▶ [Your instructions]: Restate all the data exactly, so that each line is the same as before.

▶ [Recorded information]:
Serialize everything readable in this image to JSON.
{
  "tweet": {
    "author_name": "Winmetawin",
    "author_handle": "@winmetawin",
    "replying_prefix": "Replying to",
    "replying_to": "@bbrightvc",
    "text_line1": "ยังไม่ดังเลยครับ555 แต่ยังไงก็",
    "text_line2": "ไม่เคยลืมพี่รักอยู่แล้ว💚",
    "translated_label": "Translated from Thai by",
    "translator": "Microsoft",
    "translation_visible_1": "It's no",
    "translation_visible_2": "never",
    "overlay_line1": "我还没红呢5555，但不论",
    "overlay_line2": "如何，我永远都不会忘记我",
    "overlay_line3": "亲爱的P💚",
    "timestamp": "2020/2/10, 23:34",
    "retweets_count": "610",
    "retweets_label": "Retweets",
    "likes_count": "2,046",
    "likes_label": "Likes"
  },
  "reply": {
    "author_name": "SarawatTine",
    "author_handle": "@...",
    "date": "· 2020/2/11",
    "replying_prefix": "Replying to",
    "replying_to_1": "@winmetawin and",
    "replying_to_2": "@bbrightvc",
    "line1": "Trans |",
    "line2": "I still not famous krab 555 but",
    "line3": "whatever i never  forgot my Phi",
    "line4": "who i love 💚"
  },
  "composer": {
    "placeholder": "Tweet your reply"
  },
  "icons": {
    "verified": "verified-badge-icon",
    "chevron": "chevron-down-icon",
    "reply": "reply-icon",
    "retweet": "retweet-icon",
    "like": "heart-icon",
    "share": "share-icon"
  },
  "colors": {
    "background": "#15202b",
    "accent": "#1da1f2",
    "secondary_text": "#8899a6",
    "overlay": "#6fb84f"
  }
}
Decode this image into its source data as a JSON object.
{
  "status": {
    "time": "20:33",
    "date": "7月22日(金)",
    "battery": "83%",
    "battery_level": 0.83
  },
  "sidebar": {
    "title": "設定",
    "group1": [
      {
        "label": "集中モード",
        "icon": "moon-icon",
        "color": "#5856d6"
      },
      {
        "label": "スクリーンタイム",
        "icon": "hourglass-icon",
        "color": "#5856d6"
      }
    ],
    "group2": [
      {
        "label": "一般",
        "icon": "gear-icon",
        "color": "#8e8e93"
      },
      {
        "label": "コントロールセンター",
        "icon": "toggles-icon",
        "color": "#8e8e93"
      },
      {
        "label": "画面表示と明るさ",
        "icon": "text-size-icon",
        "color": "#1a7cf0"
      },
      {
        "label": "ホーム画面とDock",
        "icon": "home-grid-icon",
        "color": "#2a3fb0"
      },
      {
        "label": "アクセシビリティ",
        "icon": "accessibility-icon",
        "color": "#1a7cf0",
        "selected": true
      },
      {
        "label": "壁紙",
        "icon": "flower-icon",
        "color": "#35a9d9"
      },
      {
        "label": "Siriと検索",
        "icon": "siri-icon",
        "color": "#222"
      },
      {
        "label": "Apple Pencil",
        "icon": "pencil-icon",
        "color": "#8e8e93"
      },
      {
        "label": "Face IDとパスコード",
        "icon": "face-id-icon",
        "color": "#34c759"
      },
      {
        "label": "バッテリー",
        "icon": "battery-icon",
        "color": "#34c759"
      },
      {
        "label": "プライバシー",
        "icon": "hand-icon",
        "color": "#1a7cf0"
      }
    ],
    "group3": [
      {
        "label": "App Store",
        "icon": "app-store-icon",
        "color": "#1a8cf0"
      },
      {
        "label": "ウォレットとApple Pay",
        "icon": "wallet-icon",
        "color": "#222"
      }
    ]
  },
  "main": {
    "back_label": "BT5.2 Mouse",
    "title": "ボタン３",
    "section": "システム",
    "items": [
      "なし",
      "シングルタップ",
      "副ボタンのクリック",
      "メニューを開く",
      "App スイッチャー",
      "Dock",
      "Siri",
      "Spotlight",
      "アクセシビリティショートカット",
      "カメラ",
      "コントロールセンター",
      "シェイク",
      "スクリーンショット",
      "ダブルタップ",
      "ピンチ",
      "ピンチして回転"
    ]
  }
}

▶ [Response area]:
Serialize everything readable in this image to JSON.
{
  "tweet": {
    "author_name": "Winmetawin",
    "author_handle": "@winmetawin",
    "replying_prefix": "Replying to",
    "replying_to": "@bbrightvc",
    "text_line1": "ยังไม่ดังเลยครับ555 แต่ยังไงก็",
    "text_line2": "ไม่เคยลืมพี่รักอยู่แล้ว💚",
    "translated_label": "Translated from Thai by",
    "translator": "Microsoft",
    "translation_visible_1": "It's no",
    "translation_visible_2": "never",
    "overlay_line1": "我还没红呢5555，但不论",
    "overlay_line2": "如何，我永远都不会忘记我",
    "overlay_line3": "亲爱的P💚",
    "timestamp": "2020/2/10, 23:34",
    "retweets_count": "610",
    "retweets_label": "Retweets",
    "likes_count": "2,046",
    "likes_label": "Likes"
  },
  "reply": {
    "author_name": "SarawatTine",
    "author_handle": "@...",
    "date": "· 2020/2/11",
    "replying_prefix": "Replying to",
    "replying_to_1": "@winmetawin and",
    "replying_to_2": "@bbrightvc",
    "line1": "Trans |",
    "line2": "I still not famous krab 555 but",
    "line3": "whatever i never  forgot my Phi",
    "line4": "who i love 💚"
  },
  "composer": {
    "placeholder": "Tweet your reply"
  },
  "icons": {
    "verified": "verified-badge-icon",
    "chevron": "chevron-down-icon",
    "reply": "reply-icon",
    "retweet": "retweet-icon",
    "like": "heart-icon",
    "share": "share-icon"
  },
  "colors": {
    "background": "#15202b",
    "accent": "#1da1f2",
    "secondary_text": "#8899a6",
    "overlay": "#6fb84f"
  }
}
Decode this image into its source data as a JSON object.
{
  "status": {
    "time": "20:33",
    "date": "7月22日(金)",
    "battery": "83%",
    "battery_level": 0.83
  },
  "sidebar": {
    "title": "設定",
    "group1": [
      {
        "label": "集中モード",
        "icon": "moon-icon",
        "color": "#5856d6"
      },
      {
        "label": "スクリーンタイム",
        "icon": "hourglass-icon",
        "color": "#5856d6"
      }
    ],
    "group2": [
      {
        "label": "一般",
        "icon": "gear-icon",
        "color": "#8e8e93"
      },
      {
        "label": "コントロールセンター",
        "icon": "toggles-icon",
        "color": "#8e8e93"
      },
      {
        "label": "画面表示と明るさ",
        "icon": "text-size-icon",
        "color": "#1a7cf0"
      },
      {
        "label": "ホーム画面とDock",
        "icon": "home-grid-icon",
        "color": "#2a3fb0"
      },
      {
        "label": "アクセシビリティ",
        "icon": "accessibility-icon",
        "color": "#1a7cf0",
        "selected": true
      },
      {
        "label": "壁紙",
        "icon": "flower-icon",
        "color": "#35a9d9"
      },
      {
        "label": "Siriと検索",
        "icon": "siri-icon",
        "color": "#222"
      },
      {
        "label": "Apple Pencil",
        "icon": "pencil-icon",
        "color": "#8e8e93"
      },
      {
        "label": "Face IDとパスコード",
        "icon": "face-id-icon",
        "color": "#34c759"
      },
      {
        "label": "バッテリー",
        "icon": "battery-icon",
        "color": "#34c759"
      },
      {
        "label": "プライバシー",
        "icon": "hand-icon",
        "color": "#1a7cf0"
      }
    ],
    "group3": [
      {
        "label": "App Store",
        "icon": "app-store-icon",
        "color": "#1a8cf0"
      },
      {
        "label": "ウォレットとApple Pay",
        "icon": "wallet-icon",
        "color": "#222"
      }
    ]
  },
  "main": {
    "back_label": "BT5.2 Mouse",
    "title": "ボタン３",
    "section": "システム",
    "items": [
      "なし",
      "シングルタップ",
      "副ボタンのクリック",
      "メニューを開く",
      "App スイッチャー",
      "Dock",
      "Siri",
      "Spotlight",
      "アクセシビリティショートカット",
      "カメラ",
      "コントロールセンター",
      "シェイク",
      "スクリーンショット",
      "ダブルタップ",
      "ピンチ",
      "ピンチして回転"
    ]
  }
}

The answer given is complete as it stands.